There’s a flip facet, although, “if a holding is actually speculative and has a big probability of catastrophic loss, you would possibly wish to place at the very least a portion of that holding inside a taxable brokerage account.” Doing that lets a taxpayer report a capital loss for tax functions, Peterson mentioned.

The tax code presently lets an investor deduct a $3,000 capital loss exceeding their beneficial properties. “Losses inside a Roth IRA can’t be harvested to generate a tax profit,” he mentioned.

That’s one rule to recollect, however there’s a lot extra, Gessner mentioned. For instance, for those who purchase actual property along with your self-directed Roth IRA, however then you definitely, household or buddies reside there, the Roth IRAs loses its tax benefits as a result of the IRS might contemplate that “self-dealing.”

“You have got be very cognizant on what you’re doing,” she mentioned, later including that pouring cash into self-directed IRAs and their span of asset might be “a scorching mattress of traps.”

“You higher encompass your self with the proper assets offering the correct interpretations of the foundations,” Gessner added.

Ought to Roth IRA guidelines be modified?

The funding choices main as much as Thiel’s huge Roth IRA “undoubtedly was strategic, and definitely not what the car was meant for — however once more, it’s authorized,” mentioned Allison Schrager, a senior fellow on the Manhattan Institute, a right-leaning assume tank.

Earlier within the day, Anthony Scaramucci, founder and co-managing companion of SkyBridge Capital and former White Home communications director, mentioned one resolution for a scenario like Thiel’s Roth IRA is a restrict on the tax benefits.
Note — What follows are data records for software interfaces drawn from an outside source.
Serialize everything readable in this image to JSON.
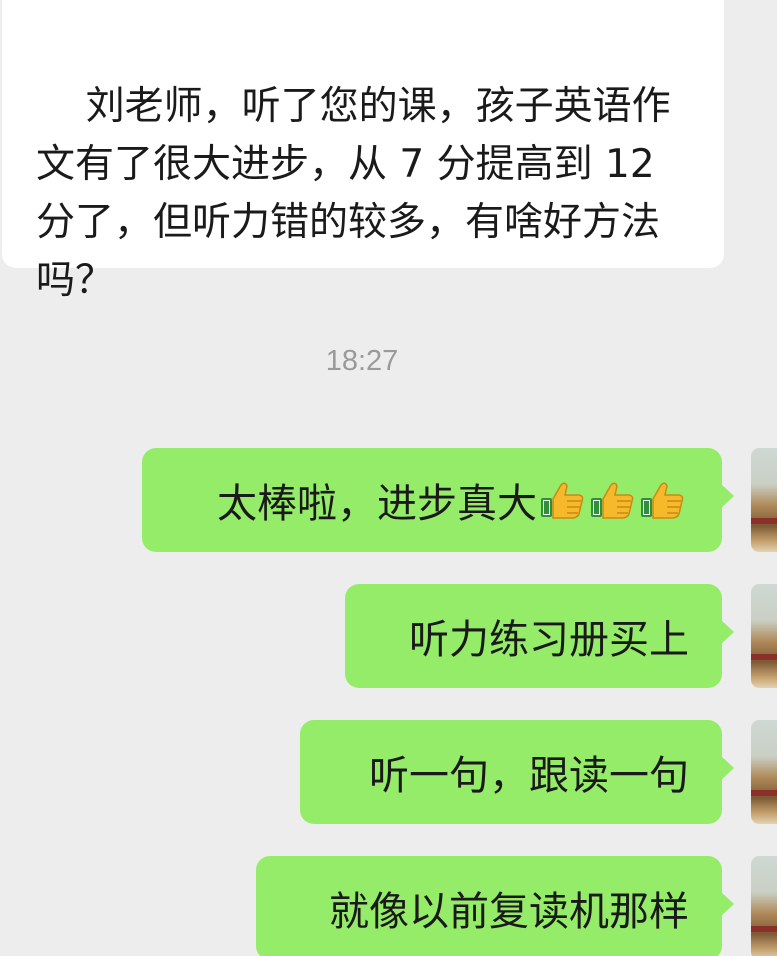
{
  "incoming": {
    "text": "刘老师，听了您的课，孩子英语作文有了很大进步，从 7 分提高到 12 分了，但听力错的较多，有啥好方法吗？"
  },
  "timestamp": "18:27",
  "outgoing": [
    {
      "text": "太棒啦，进步真大",
      "emoji": "thumbs-up-icon ×3"
    },
    {
      "text": "听力练习册买上"
    },
    {
      "text": "听一句，跟读一句"
    },
    {
      "text": "就像以前复读机那样"
    }
  ],
  "colors": {
    "background": "#ededed",
    "incoming_bubble": "#ffffff",
    "outgoing_bubble": "#95ec69",
    "timestamp": "#9a9a9a"
  }
}
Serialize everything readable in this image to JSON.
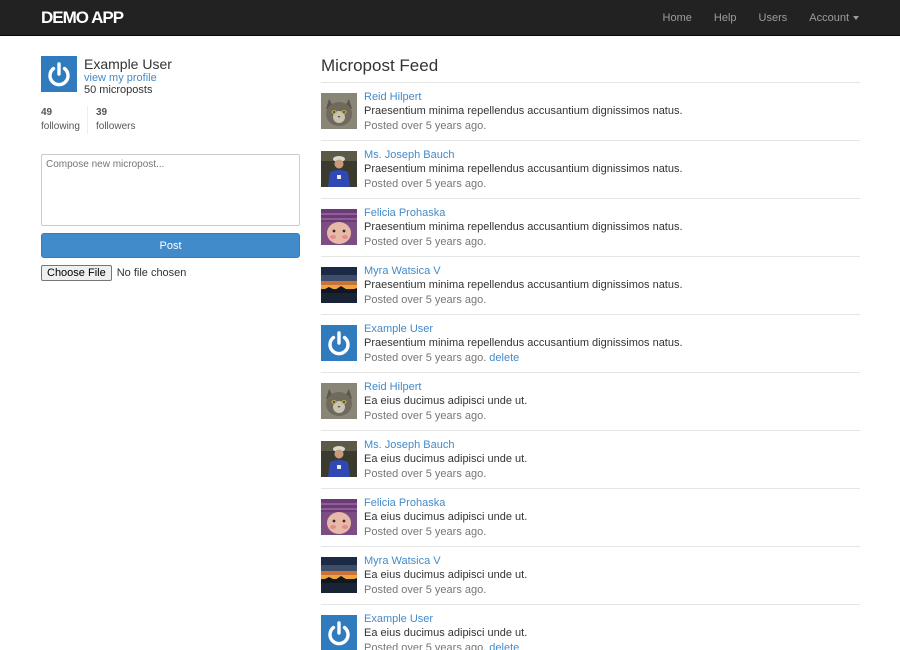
{
  "navbar": {
    "brand": "DEMO APP",
    "links": [
      "Home",
      "Help",
      "Users"
    ],
    "account_label": "Account"
  },
  "sidebar": {
    "user_name": "Example User",
    "profile_link": "view my profile",
    "micropost_count": "50 microposts",
    "stats": [
      {
        "value": "49",
        "label": "following"
      },
      {
        "value": "39",
        "label": "followers"
      }
    ],
    "compose_placeholder": "Compose new micropost...",
    "post_button": "Post",
    "file_button": "Choose File",
    "file_status": "No file chosen"
  },
  "feed": {
    "title": "Micropost Feed",
    "posts": [
      {
        "user": "Reid Hilpert",
        "content": "Praesentium minima repellendus accusantium dignissimos natus.",
        "meta": "Posted over 5 years ago.",
        "avatar": "cat"
      },
      {
        "user": "Ms. Joseph Bauch",
        "content": "Praesentium minima repellendus accusantium dignissimos natus.",
        "meta": "Posted over 5 years ago.",
        "avatar": "person-blue"
      },
      {
        "user": "Felicia Prohaska",
        "content": "Praesentium minima repellendus accusantium dignissimos natus.",
        "meta": "Posted over 5 years ago.",
        "avatar": "baby"
      },
      {
        "user": "Myra Watsica V",
        "content": "Praesentium minima repellendus accusantium dignissimos natus.",
        "meta": "Posted over 5 years ago.",
        "avatar": "sunset"
      },
      {
        "user": "Example User",
        "content": "Praesentium minima repellendus accusantium dignissimos natus.",
        "meta": "Posted over 5 years ago.",
        "avatar": "power",
        "delete": "delete"
      },
      {
        "user": "Reid Hilpert",
        "content": "Ea eius ducimus adipisci unde ut.",
        "meta": "Posted over 5 years ago.",
        "avatar": "cat"
      },
      {
        "user": "Ms. Joseph Bauch",
        "content": "Ea eius ducimus adipisci unde ut.",
        "meta": "Posted over 5 years ago.",
        "avatar": "person-blue"
      },
      {
        "user": "Felicia Prohaska",
        "content": "Ea eius ducimus adipisci unde ut.",
        "meta": "Posted over 5 years ago.",
        "avatar": "baby"
      },
      {
        "user": "Myra Watsica V",
        "content": "Ea eius ducimus adipisci unde ut.",
        "meta": "Posted over 5 years ago.",
        "avatar": "sunset"
      },
      {
        "user": "Example User",
        "content": "Ea eius ducimus adipisci unde ut.",
        "meta": "Posted over 5 years ago.",
        "avatar": "power",
        "delete": "delete"
      }
    ]
  },
  "colors": {
    "navbar_bg": "#222222",
    "link": "#428bca",
    "primary_button": "#428bca",
    "avatar_blue": "#2f7bbd"
  }
}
That may very well be a threshold the place taxes kick in after an account reaches a sure stability, Scaramucci informed CNBC.

However Schrager mentioned she doesn’t like cut-offs. “They simply induce bizarre habits,” like doubtlessly taking withdrawals to keep away from tax or shifting round belongings.

“A cleaner means” for any reforms can be proscribing what IRAs can put money into — like, for instance, a rule that they may solely put money into publicly-traded corporations, Schrager mentioned.

Measures like tax above a sure account worth “may be extra emotionally satisfying for individuals, however it’s not good tax coverage,” she mentioned.